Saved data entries
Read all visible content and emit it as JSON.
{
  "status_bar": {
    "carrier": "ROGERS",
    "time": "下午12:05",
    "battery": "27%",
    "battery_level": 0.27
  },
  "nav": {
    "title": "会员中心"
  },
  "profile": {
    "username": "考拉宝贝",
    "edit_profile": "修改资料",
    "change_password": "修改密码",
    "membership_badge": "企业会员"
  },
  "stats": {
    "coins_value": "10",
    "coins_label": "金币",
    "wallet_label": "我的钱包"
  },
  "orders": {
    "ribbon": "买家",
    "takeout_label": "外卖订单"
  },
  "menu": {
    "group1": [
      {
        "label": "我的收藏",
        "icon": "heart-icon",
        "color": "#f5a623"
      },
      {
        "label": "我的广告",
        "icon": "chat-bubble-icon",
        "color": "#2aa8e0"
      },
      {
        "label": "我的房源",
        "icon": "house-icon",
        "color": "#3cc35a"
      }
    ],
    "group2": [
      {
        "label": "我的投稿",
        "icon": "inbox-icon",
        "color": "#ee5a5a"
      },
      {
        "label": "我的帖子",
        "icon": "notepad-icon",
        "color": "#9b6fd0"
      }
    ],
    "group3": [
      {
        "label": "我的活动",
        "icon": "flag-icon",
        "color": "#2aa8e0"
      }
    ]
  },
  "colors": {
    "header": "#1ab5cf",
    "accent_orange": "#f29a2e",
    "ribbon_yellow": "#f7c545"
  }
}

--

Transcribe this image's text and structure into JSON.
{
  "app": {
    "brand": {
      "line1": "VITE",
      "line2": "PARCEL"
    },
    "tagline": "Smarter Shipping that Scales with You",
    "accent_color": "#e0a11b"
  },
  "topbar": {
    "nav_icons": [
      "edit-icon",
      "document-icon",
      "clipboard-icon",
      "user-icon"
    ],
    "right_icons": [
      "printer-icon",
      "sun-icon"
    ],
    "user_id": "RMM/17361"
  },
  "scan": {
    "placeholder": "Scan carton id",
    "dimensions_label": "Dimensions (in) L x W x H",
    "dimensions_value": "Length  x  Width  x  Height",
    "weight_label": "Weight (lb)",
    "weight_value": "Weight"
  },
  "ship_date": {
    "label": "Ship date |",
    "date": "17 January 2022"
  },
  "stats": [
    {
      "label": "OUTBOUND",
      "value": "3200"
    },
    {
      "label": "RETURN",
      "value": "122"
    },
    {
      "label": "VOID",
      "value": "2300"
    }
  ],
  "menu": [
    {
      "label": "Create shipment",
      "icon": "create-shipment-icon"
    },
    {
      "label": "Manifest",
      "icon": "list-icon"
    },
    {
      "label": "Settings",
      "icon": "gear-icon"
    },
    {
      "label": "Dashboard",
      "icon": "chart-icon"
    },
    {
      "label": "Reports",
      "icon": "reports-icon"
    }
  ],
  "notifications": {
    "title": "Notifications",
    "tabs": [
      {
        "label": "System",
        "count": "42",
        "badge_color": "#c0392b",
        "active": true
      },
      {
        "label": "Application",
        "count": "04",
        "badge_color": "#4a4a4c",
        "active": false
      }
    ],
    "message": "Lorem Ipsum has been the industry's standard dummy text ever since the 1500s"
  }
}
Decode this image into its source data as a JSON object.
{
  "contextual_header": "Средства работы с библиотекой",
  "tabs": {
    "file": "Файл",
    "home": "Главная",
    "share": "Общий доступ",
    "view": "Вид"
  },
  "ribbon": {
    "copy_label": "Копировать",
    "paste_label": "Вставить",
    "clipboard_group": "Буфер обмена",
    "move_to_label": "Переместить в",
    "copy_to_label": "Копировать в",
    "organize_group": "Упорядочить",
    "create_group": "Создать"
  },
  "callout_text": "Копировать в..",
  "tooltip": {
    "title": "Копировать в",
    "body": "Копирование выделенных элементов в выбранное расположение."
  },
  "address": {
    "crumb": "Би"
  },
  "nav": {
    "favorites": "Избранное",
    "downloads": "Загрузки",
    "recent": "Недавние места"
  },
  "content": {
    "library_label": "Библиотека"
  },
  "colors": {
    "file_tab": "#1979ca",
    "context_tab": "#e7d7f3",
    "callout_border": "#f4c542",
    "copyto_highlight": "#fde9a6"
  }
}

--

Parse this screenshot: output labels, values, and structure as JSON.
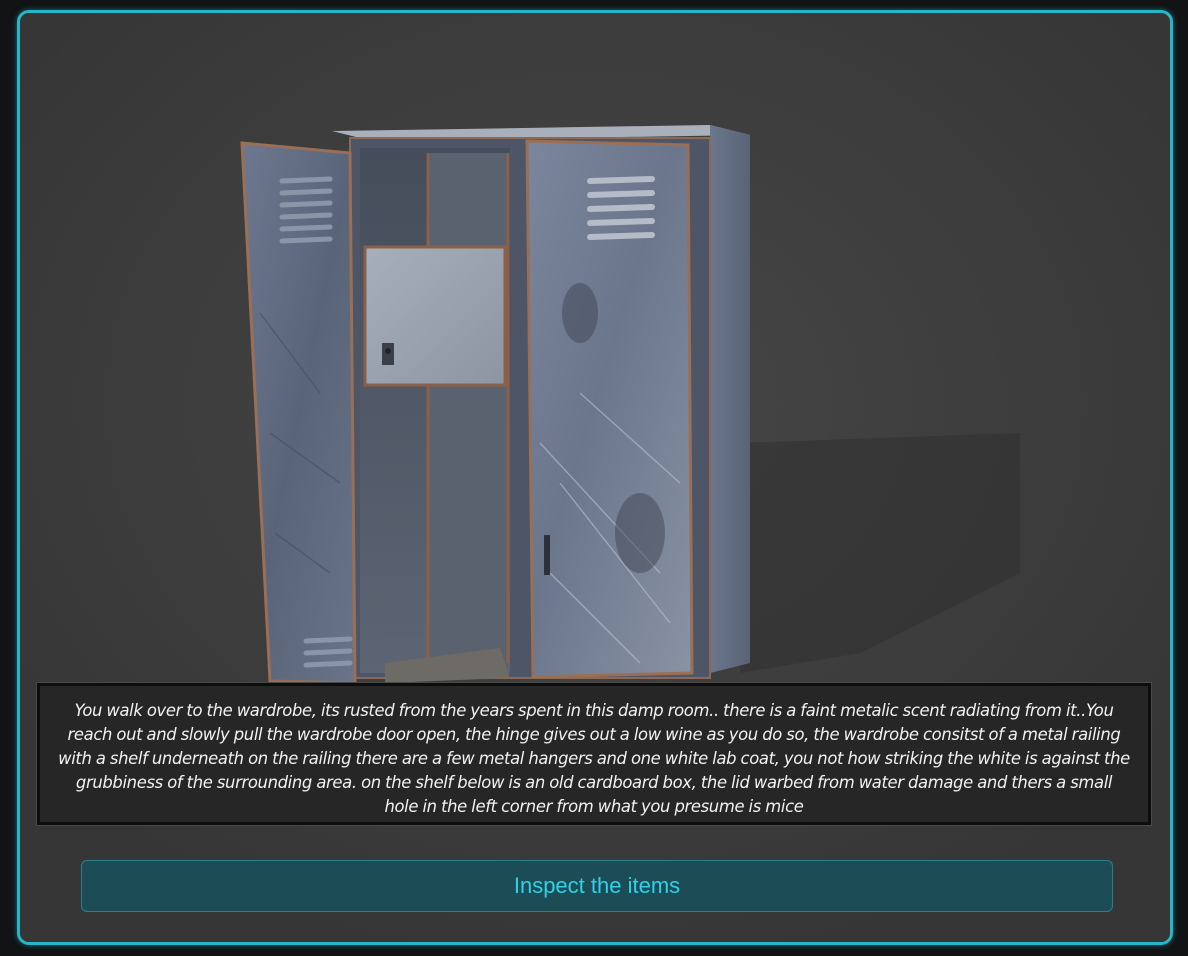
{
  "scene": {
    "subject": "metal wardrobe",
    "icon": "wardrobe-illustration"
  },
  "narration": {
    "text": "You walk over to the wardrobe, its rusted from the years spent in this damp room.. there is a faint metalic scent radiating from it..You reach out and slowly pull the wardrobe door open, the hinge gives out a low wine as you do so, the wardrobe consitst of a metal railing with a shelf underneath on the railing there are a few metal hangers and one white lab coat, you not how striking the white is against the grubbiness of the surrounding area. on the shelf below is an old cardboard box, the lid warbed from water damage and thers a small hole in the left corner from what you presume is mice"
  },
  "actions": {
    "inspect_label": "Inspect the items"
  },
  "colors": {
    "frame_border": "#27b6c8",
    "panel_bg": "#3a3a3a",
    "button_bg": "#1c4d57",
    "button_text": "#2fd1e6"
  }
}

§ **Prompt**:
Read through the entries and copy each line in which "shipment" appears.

§ **Exercise output**:
      "label": "Create shipment",
      "icon": "create-shipment-icon"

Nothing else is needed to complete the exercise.